Activity
When you return the data, keep every line exactly as it is and leave out the pictures.

Exercise materials
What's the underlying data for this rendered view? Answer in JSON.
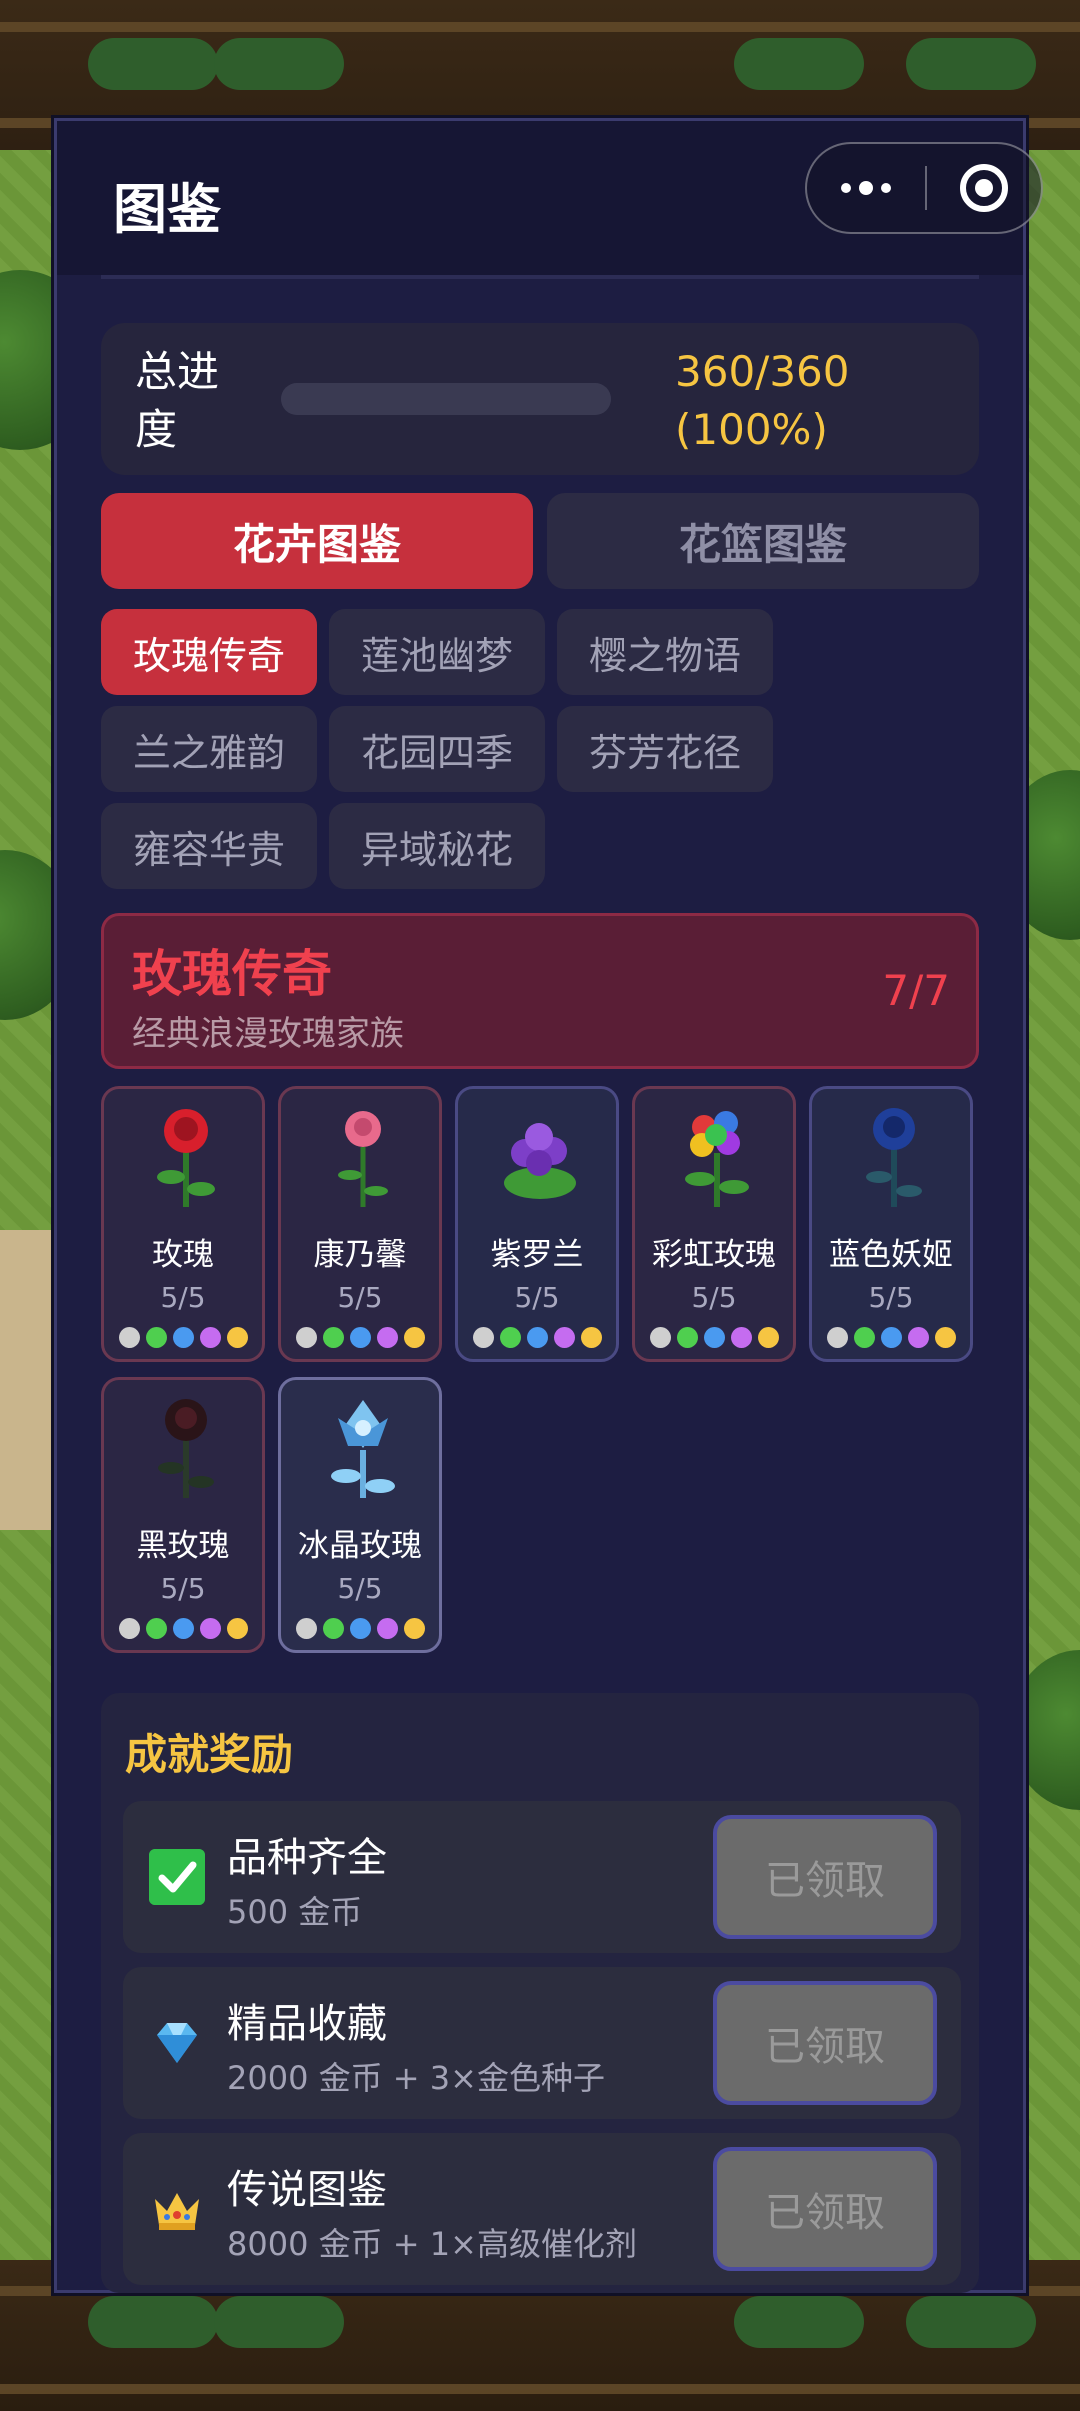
{
  "panel": {
    "title": "图鉴"
  },
  "progress": {
    "label": "总进度",
    "value_text": "360/360 (100%)",
    "current": 360,
    "total": 360,
    "percent": 100
  },
  "main_tabs": [
    {
      "label": "花卉图鉴",
      "active": true
    },
    {
      "label": "花篮图鉴",
      "active": false
    }
  ],
  "sub_tabs": [
    {
      "label": "玫瑰传奇",
      "active": true
    },
    {
      "label": "莲池幽梦",
      "active": false
    },
    {
      "label": "樱之物语",
      "active": false
    },
    {
      "label": "兰之雅韵",
      "active": false
    },
    {
      "label": "花园四季",
      "active": false
    },
    {
      "label": "芬芳花径",
      "active": false
    },
    {
      "label": "雍容华贵",
      "active": false
    },
    {
      "label": "异域秘花",
      "active": false
    }
  ],
  "series": {
    "name": "玫瑰传奇",
    "description": "经典浪漫玫瑰家族",
    "count": "7/7"
  },
  "flowers": [
    {
      "name": "玫瑰",
      "count": "5/5",
      "icon": "red-rose-icon",
      "color": "#d81f2c"
    },
    {
      "name": "康乃馨",
      "count": "5/5",
      "icon": "pink-carnation-icon",
      "color": "#e86a8c"
    },
    {
      "name": "紫罗兰",
      "count": "5/5",
      "icon": "violet-icon",
      "color": "#7d3fc8"
    },
    {
      "name": "彩虹玫瑰",
      "count": "5/5",
      "icon": "rainbow-rose-icon",
      "color": "#e8a020"
    },
    {
      "name": "蓝色妖姬",
      "count": "5/5",
      "icon": "blue-rose-icon",
      "color": "#1f3f9a"
    },
    {
      "name": "黑玫瑰",
      "count": "5/5",
      "icon": "black-rose-icon",
      "color": "#2a1418"
    },
    {
      "name": "冰晶玫瑰",
      "count": "5/5",
      "icon": "ice-rose-icon",
      "color": "#7fc4f0"
    }
  ],
  "quality_colors": [
    "#cfcfcf",
    "#4fcf4f",
    "#4a9af0",
    "#c56cf0",
    "#f6c542"
  ],
  "achievements": {
    "title": "成就奖励",
    "items": [
      {
        "name": "品种齐全",
        "reward": "500 金币",
        "button": "已领取",
        "icon": "checkmark-icon"
      },
      {
        "name": "精品收藏",
        "reward": "2000 金币 + 3×金色种子",
        "button": "已领取",
        "icon": "diamond-icon"
      },
      {
        "name": "传说图鉴",
        "reward": "8000 金币 + 1×高级催化剂",
        "button": "已领取",
        "icon": "crown-icon"
      }
    ]
  }
}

Exercise output
What's the underlying data for this rendered view? Answer in JSON.
{
  "panel": {
    "title": "图鉴"
  },
  "progress": {
    "label": "总进度",
    "value_text": "360/360 (100%)",
    "current": 360,
    "total": 360,
    "percent": 100
  },
  "main_tabs": [
    {
      "label": "花卉图鉴",
      "active": true
    },
    {
      "label": "花篮图鉴",
      "active": false
    }
  ],
  "sub_tabs": [
    {
      "label": "玫瑰传奇",
      "active": true
    },
    {
      "label": "莲池幽梦",
      "active": false
    },
    {
      "label": "樱之物语",
      "active": false
    },
    {
      "label": "兰之雅韵",
      "active": false
    },
    {
      "label": "花园四季",
      "active": false
    },
    {
      "label": "芬芳花径",
      "active": false
    },
    {
      "label": "雍容华贵",
      "active": false
    },
    {
      "label": "异域秘花",
      "active": false
    }
  ],
  "series": {
    "name": "玫瑰传奇",
    "description": "经典浪漫玫瑰家族",
    "count": "7/7"
  },
  "flowers": [
    {
      "name": "玫瑰",
      "count": "5/5",
      "icon": "red-rose-icon",
      "color": "#d81f2c"
    },
    {
      "name": "康乃馨",
      "count": "5/5",
      "icon": "pink-carnation-icon",
      "color": "#e86a8c"
    },
    {
      "name": "紫罗兰",
      "count": "5/5",
      "icon": "violet-icon",
      "color": "#7d3fc8"
    },
    {
      "name": "彩虹玫瑰",
      "count": "5/5",
      "icon": "rainbow-rose-icon",
      "color": "#e8a020"
    },
    {
      "name": "蓝色妖姬",
      "count": "5/5",
      "icon": "blue-rose-icon",
      "color": "#1f3f9a"
    },
    {
      "name": "黑玫瑰",
      "count": "5/5",
      "icon": "black-rose-icon",
      "color": "#2a1418"
    },
    {
      "name": "冰晶玫瑰",
      "count": "5/5",
      "icon": "ice-rose-icon",
      "color": "#7fc4f0"
    }
  ],
  "quality_colors": [
    "#cfcfcf",
    "#4fcf4f",
    "#4a9af0",
    "#c56cf0",
    "#f6c542"
  ],
  "achievements": {
    "title": "成就奖励",
    "items": [
      {
        "name": "品种齐全",
        "reward": "500 金币",
        "button": "已领取",
        "icon": "checkmark-icon"
      },
      {
        "name": "精品收藏",
        "reward": "2000 金币 + 3×金色种子",
        "button": "已领取",
        "icon": "diamond-icon"
      },
      {
        "name": "传说图鉴",
        "reward": "8000 金币 + 1×高级催化剂",
        "button": "已领取",
        "icon": "crown-icon"
      }
    ]
  }
}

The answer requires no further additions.